Academy Comments to CDC re ICD-10-CM Codes for Food Insecurity

May 10, 2019

Donna Pickett, MPH, RHIA
Co-Chair, ICD-9-CM Coordination and Maintenance Committee
3311 Toledo Road
Hyattsville, Maryland 20782
Sent via Email to

Re: Proposed New Diagnoses Codes and Revisions, Including Food Insecurity

The Academy of Nutrition and Dietetics (the "Academy") strongly supports the request submitted by Blue Cross Blue Shield of Vermont and the Yale School of Nursing for new ICD-10-CM codes related to food insecurity. Representing over 107,000 registered dietitian nutritionists (RDNs);1 nutrition and dietetic technicians, registered (NDTRs); and advanced-degree nutritionists, the Academy is the largest association of nutrition and dietetics practitioners and is committed to a world where all people thrive through the transformative power of food and nutrition.

It is the position of the Academy of Nutrition and Dietetics that systematic and sustained action is needed to achieve food and nutrition security in the United States, where millions of infants, children, and adults regularly experience the limited or uncertain availability of nutritionally adequate and safe foods.2 As noted in the Academy's position paper on food insecurity,

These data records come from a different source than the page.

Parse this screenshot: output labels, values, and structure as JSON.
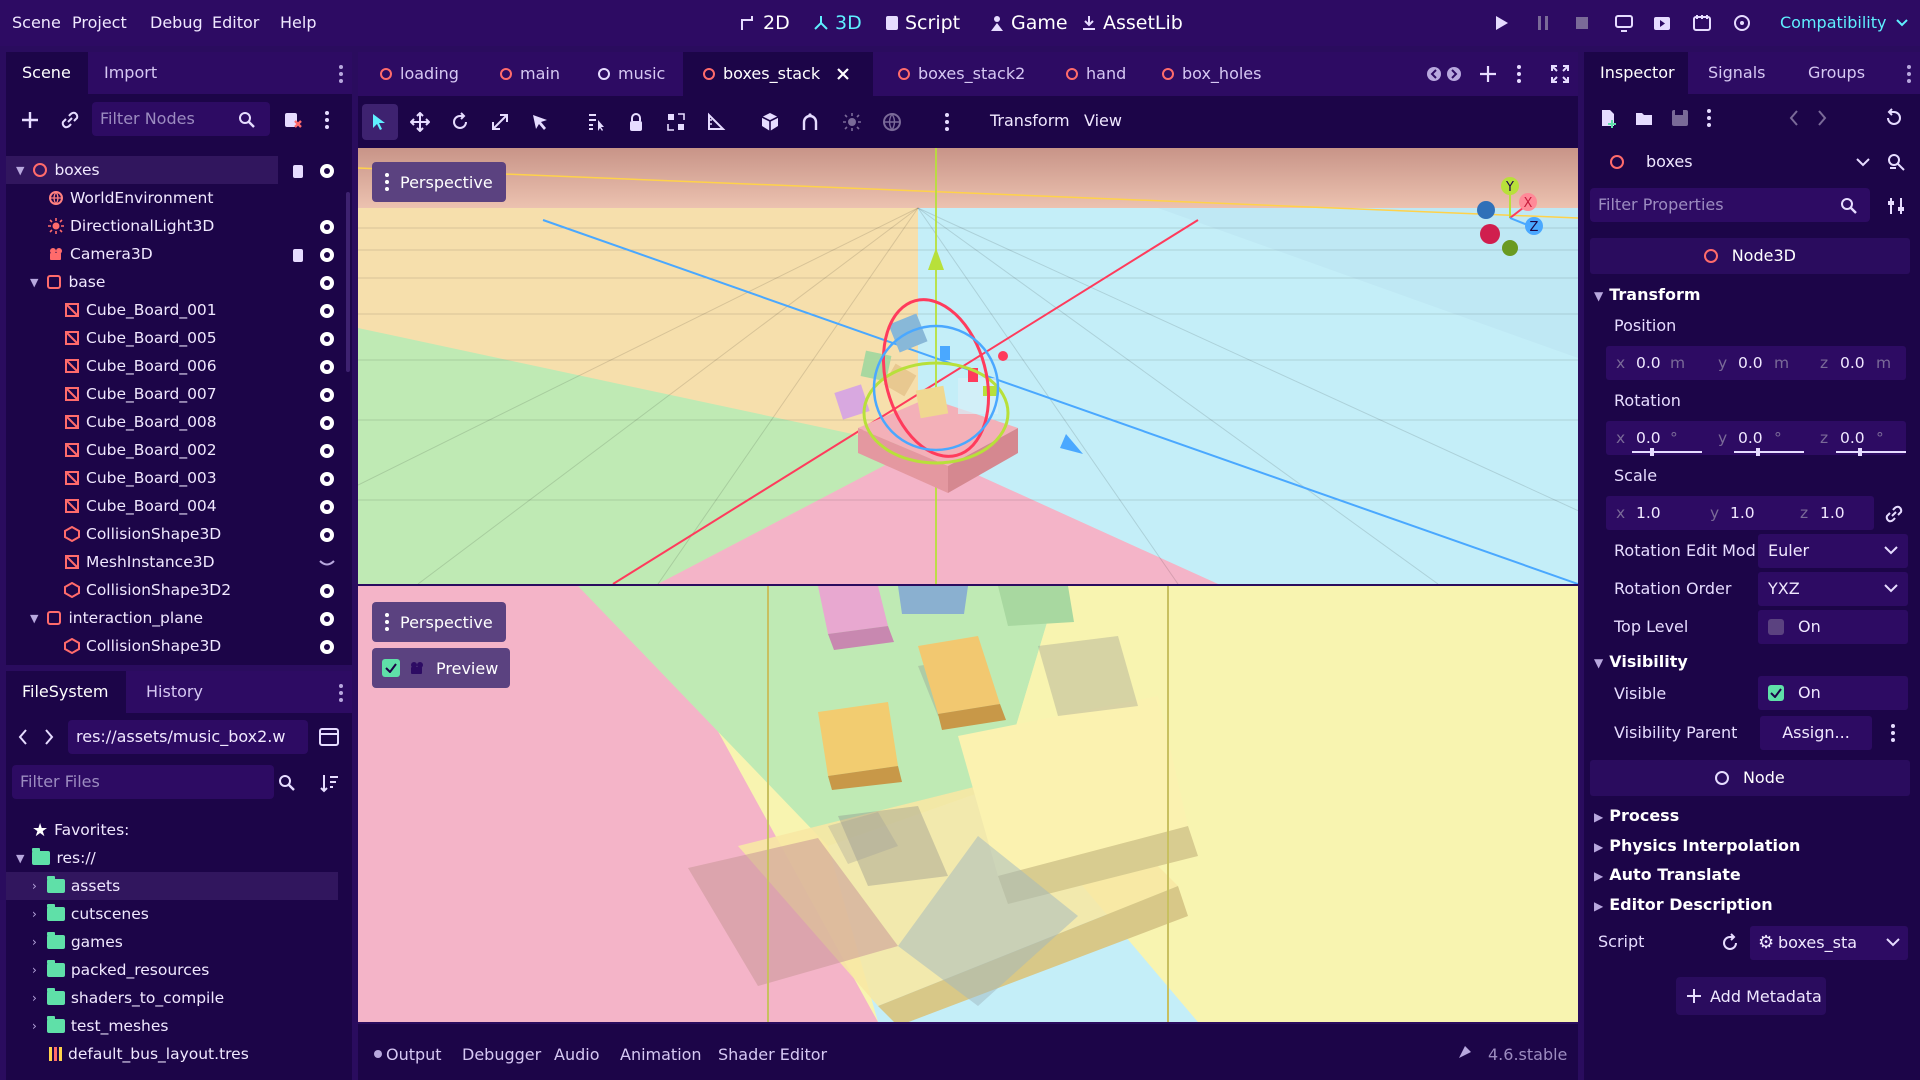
{
  "menu": [
    "Scene",
    "Project",
    "Debug",
    "Editor",
    "Help"
  ],
  "modes": [
    {
      "label": "2D"
    },
    {
      "label": "3D"
    },
    {
      "label": "Script"
    },
    {
      "label": "Game"
    },
    {
      "label": "AssetLib"
    }
  ],
  "renderer": "Compatibility",
  "colors": {
    "accent": "#5ff0ff",
    "panel": "#1c0548",
    "bar": "#2d0b63",
    "node_red": "#ff6b6b",
    "folder": "#5fe0a8"
  },
  "scene_dock": {
    "tabs": [
      "Scene",
      "Import"
    ],
    "filter_placeholder": "Filter Nodes",
    "nodes": [
      {
        "label": "boxes",
        "icon": "node3d-icon",
        "depth": 0,
        "expand": "v"
      },
      {
        "label": "WorldEnvironment",
        "icon": "world-environment-icon",
        "depth": 1
      },
      {
        "label": "DirectionalLight3D",
        "icon": "directional-light-icon",
        "depth": 1
      },
      {
        "label": "Camera3D",
        "icon": "camera-icon",
        "depth": 1
      },
      {
        "label": "base",
        "icon": "static-body-icon",
        "depth": 1,
        "expand": "v"
      },
      {
        "label": "Cube_Board_001",
        "icon": "mesh-instance-icon",
        "depth": 2
      },
      {
        "label": "Cube_Board_005",
        "icon": "mesh-instance-icon",
        "depth": 2
      },
      {
        "label": "Cube_Board_006",
        "icon": "mesh-instance-icon",
        "depth": 2
      },
      {
        "label": "Cube_Board_007",
        "icon": "mesh-instance-icon",
        "depth": 2
      },
      {
        "label": "Cube_Board_008",
        "icon": "mesh-instance-icon",
        "depth": 2
      },
      {
        "label": "Cube_Board_002",
        "icon": "mesh-instance-icon",
        "depth": 2
      },
      {
        "label": "Cube_Board_003",
        "icon": "mesh-instance-icon",
        "depth": 2
      },
      {
        "label": "Cube_Board_004",
        "icon": "mesh-instance-icon",
        "depth": 2
      },
      {
        "label": "CollisionShape3D",
        "icon": "collision-shape-icon",
        "depth": 2
      },
      {
        "label": "MeshInstance3D",
        "icon": "mesh-instance-icon",
        "depth": 2
      },
      {
        "label": "CollisionShape3D2",
        "icon": "collision-shape-icon",
        "depth": 2
      },
      {
        "label": "interaction_plane",
        "icon": "static-body-icon",
        "depth": 1,
        "expand": "v"
      },
      {
        "label": "CollisionShape3D",
        "icon": "collision-shape-icon",
        "depth": 2
      }
    ]
  },
  "filesystem": {
    "tabs": [
      "FileSystem",
      "History"
    ],
    "path": "res://assets/music_box2.w",
    "filter_placeholder": "Filter Files",
    "favorites": "Favorites:",
    "root": "res://",
    "folders": [
      "assets",
      "cutscenes",
      "games",
      "packed_resources",
      "shaders_to_compile",
      "test_meshes"
    ],
    "file": "default_bus_layout.tres"
  },
  "scene_tabs": [
    "loading",
    "main",
    "music",
    "boxes_stack",
    "boxes_stack2",
    "hand",
    "box_holes"
  ],
  "viewport_menu": [
    "Transform",
    "View"
  ],
  "viewport": {
    "top_label": "Perspective",
    "bottom_label": "Perspective",
    "preview_label": "Preview"
  },
  "gizmo": {
    "y": "Y",
    "x": "X",
    "z": "Z"
  },
  "inspector": {
    "tabs": [
      "Inspector",
      "Signals",
      "Groups"
    ],
    "node_name": "boxes",
    "filter_placeholder": "Filter Properties",
    "class_name": "Node3D",
    "section_transform": "Transform",
    "position_label": "Position",
    "position": {
      "x": "0.0",
      "y": "0.0",
      "z": "0.0",
      "unit": "m"
    },
    "rotation_label": "Rotation",
    "rotation": {
      "x": "0.0",
      "y": "0.0",
      "z": "0.0",
      "unit": "°"
    },
    "scale_label": "Scale",
    "scale": {
      "x": "1.0",
      "y": "1.0",
      "z": "1.0"
    },
    "rotation_edit_mode_label": "Rotation Edit Mod",
    "rotation_edit_mode": "Euler",
    "rotation_order_label": "Rotation Order",
    "rotation_order": "YXZ",
    "top_level_label": "Top Level",
    "top_level_value": "On",
    "section_visibility": "Visibility",
    "visible_label": "Visible",
    "visible_value": "On",
    "visibility_parent_label": "Visibility Parent",
    "visibility_parent_value": "Assign...",
    "node_class": "Node",
    "collapsed_sections": [
      "Process",
      "Physics Interpolation",
      "Auto Translate",
      "Editor Description"
    ],
    "script_label": "Script",
    "script_value": "boxes_sta",
    "add_metadata": "Add Metadata"
  },
  "bottom_panel": {
    "tabs": [
      "Output",
      "Debugger",
      "Audio",
      "Animation",
      "Shader Editor"
    ],
    "version": "4.6.stable"
  }
}
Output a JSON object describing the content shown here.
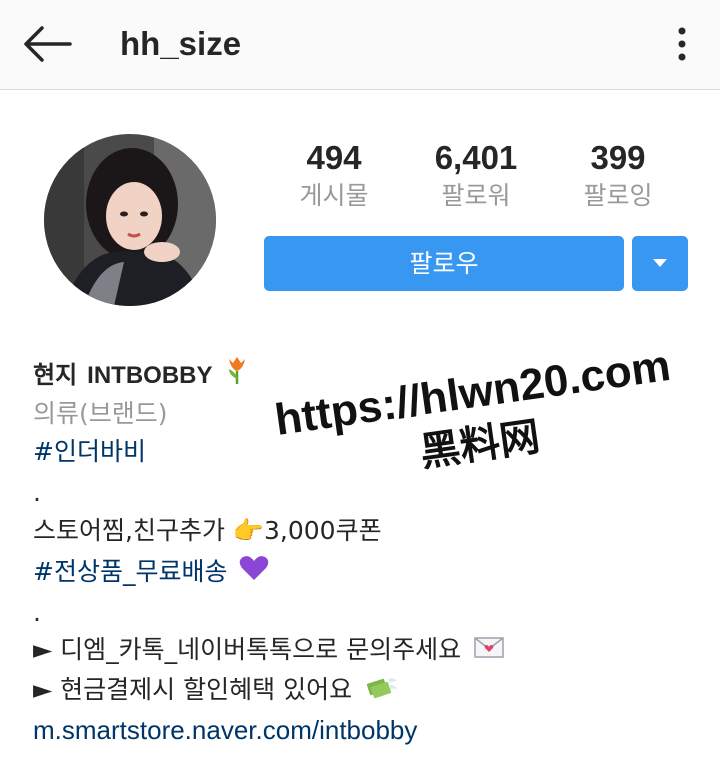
{
  "header": {
    "username": "hh_size",
    "back_icon": "arrow-left-icon",
    "menu_icon": "kebab-menu-icon"
  },
  "profile": {
    "avatar_icon": "profile-photo"
  },
  "stats": [
    {
      "count": "494",
      "label": "게시물"
    },
    {
      "count": "6,401",
      "label": "팔로워"
    },
    {
      "count": "399",
      "label": "팔로잉"
    }
  ],
  "actions": {
    "follow_label": "팔로우",
    "dropdown_icon": "caret-down-icon",
    "accent_color": "#3897f0"
  },
  "bio": {
    "name": "현지",
    "brand": "INTBOBBY",
    "category": "의류(브랜드)",
    "hashtag1": "#인더바비",
    "dot1": ".",
    "line_store": "스토어찜,친구추가 👉3,000쿠폰",
    "hashtag2": "#전상품_무료배송",
    "dot2": ".",
    "line_contact": "► 디엠_카톡_네이버톡톡으로 문의주세요",
    "line_discount": "► 현금결제시 할인혜택 있어요",
    "link": "m.smartstore.naver.com/intbobby",
    "link_color": "#003569"
  },
  "watermark": {
    "line1": "https://hlwn20.com",
    "line2": "黑料网"
  }
}
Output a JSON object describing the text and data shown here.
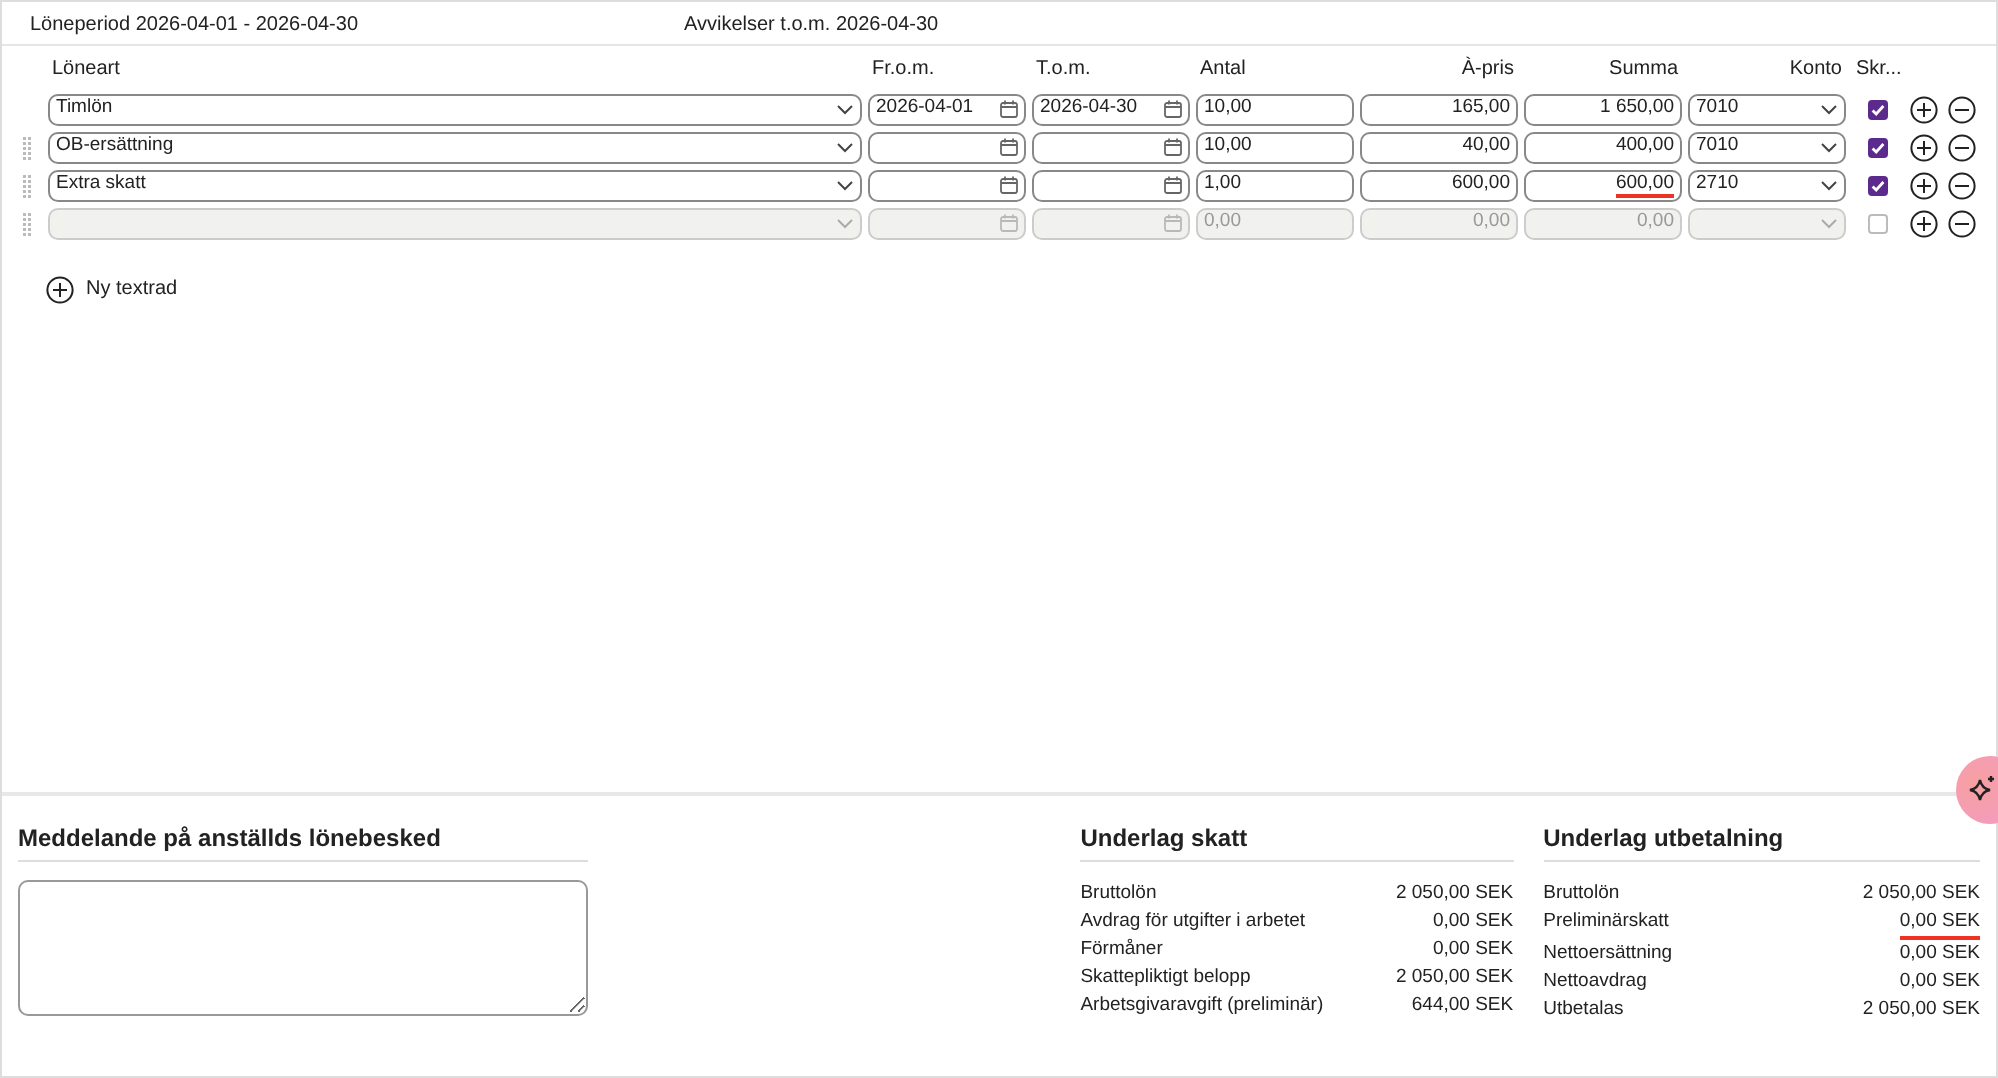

To achieve food security, effective interventions are needed, along with adequate funding for, and increased utilization of, food and nutrition assistance programs; inclusion of nutrition education in such programs; strategies to support individual and household economic stability; and research to measure impact on food insecurity- and health-related outcomes. . . . Negative nutritional and non-nutritional outcomes are associated with food insecurity across the lifespan, including substandard academic achievement, inadequate intake of key nutrients, increased risk for chronic disease, inferior disease outcomes, and poor psychological and cognitive functioning.3

Although it may seem that new codes would add unnecessary complexity, the truth is adding a specific Z59 code for food insecurity to the ICD-10-CM code set would facilitate the storage and retrieval of diagnostic information for clinical, epidemiological, and quality purposes. It would support data collection and research to better understand the incidence, treatment, and morbidity/mortality associated with food insecurity. It would also aid in tracking progress toward meeting national health goals (e.g., Healthy People 2020) related to food security. Finally, because food insecurity and water insufficiency can occur simultaneously and independently and necessitate different interventions, it makes sense to separate the two issues for identification, tracking, and treatment purposes.

The Academy supports a sustained shift in health care delivery to prioritize population and preventive health care. Specific language for food insecurity would provide a much needed opportunity to integrate food security strategies into the broader health care movement to address social determinants of health. Helping individuals avoid food insecurity or addressing it earlier in its cycle (which could be accomplished with suggested and clarified code Z59.41 Lack of adequate nourishing food) would permit more cost-effective approaches to disease prevention and treatment given the association of food insecurity with an increased risk for malnutrition, poor health, and chronic disease. These proposed revisions to the ICD-10-CM would support screening and measurement of food security status in all settings, referral (and tracking of such referrals) to appropriate health care and community-based resources, communication of food insecurity information to stakeholders, and provision of appropriate nutrition care by RDNs.

Thank you for the opportunity to provide the Academy's comments in support of the request submitted by Blue Cross Blue Shield of Vermont and the Yale School of Nursing for new ICD-10-CM codes related to food insecurity. We see their approval as an important and necessary step forward in understanding and addressing this key social determinant of health. Please do not hesitate to contact Jeanne Blankenship by phone at 312/899-1730 or by email at or Marsha Schofield at 312/899-1762 or by email at with any questions or requests for additional information.


Jeanne Blankenship, MS, RDN
Vice President, Policy Initiatives & Advocacy
Academy of Nutrition and Dietetics

Marsha Schofield, MS, RD, LD, FAND
Senior Director, Governance
Academy of Nutrition and Dietetics

Ben Atkinson, MS, RDN, CD
Chairman, 2018-2019
Interoperability and Standards Committee
Academy of Nutrition and Dietetics

Lois Hill, MS, RD, LD, LDE
Policy & Advocacy Leader
Renal Dietitians Practice Group
Academy of Nutrition and Dietetics

1 The Academy has approved the optional use of the credential "registered dietitian nutritionist (RDN)" by "registered dietitians (RDs)" to more accurately convey who they are and what they do as the nation's food and nutrition experts. The RD and RDN credentials have identical meanings and legal trademark definitions.

2 Holben, D. H., & Marshall, M. B. (2017). Position of the academy of nutrition and dietetics: Food insecurity in the united states. Journal of the Academy of Nutrition and Dietetics, 117, 1991-2002. doi:10.1016/j.jand.2017.09.027.

3 Ibid